START STORED DATA

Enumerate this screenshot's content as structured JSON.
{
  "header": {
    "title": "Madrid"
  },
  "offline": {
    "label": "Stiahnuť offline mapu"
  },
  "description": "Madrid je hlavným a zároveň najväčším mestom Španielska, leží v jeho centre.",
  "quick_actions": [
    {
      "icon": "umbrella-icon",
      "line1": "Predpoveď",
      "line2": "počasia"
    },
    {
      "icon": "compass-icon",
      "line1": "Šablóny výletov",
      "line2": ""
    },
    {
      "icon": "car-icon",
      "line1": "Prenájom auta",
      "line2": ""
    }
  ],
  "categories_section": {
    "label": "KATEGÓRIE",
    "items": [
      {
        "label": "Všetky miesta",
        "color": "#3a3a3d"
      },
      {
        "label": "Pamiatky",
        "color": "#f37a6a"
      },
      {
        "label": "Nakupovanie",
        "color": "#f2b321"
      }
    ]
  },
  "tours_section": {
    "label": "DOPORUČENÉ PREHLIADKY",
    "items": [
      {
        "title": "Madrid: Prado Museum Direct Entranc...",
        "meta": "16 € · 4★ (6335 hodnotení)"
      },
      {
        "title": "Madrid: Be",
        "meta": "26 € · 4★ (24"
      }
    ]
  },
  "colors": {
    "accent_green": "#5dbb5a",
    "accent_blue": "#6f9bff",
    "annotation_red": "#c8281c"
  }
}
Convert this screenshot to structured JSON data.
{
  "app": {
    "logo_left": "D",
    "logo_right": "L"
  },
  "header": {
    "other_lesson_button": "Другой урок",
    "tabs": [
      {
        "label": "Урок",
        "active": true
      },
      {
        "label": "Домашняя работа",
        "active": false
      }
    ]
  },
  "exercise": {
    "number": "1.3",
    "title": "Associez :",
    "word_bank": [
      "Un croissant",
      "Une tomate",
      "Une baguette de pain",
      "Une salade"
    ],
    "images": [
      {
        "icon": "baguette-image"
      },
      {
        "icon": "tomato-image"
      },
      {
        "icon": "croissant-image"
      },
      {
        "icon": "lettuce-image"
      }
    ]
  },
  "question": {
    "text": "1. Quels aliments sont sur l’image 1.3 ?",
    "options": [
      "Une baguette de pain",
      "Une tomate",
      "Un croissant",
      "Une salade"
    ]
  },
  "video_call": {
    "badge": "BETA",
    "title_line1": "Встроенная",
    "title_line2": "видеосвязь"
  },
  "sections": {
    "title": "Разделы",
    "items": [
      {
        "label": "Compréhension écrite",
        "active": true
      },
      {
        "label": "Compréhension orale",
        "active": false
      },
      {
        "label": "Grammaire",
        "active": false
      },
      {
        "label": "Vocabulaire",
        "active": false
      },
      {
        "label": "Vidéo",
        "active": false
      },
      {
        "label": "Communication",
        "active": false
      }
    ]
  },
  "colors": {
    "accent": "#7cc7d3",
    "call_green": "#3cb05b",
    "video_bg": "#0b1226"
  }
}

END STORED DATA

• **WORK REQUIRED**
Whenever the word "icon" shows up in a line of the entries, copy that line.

• **EXERCISE RESPONSE**
      "icon": "umbrella-icon",
      "icon": "compass-icon",
      "icon": "car-icon",
        "icon": "baguette-image"
        "icon": "tomato-image"
        "icon": "croissant-image"
        "icon": "lettuce-image"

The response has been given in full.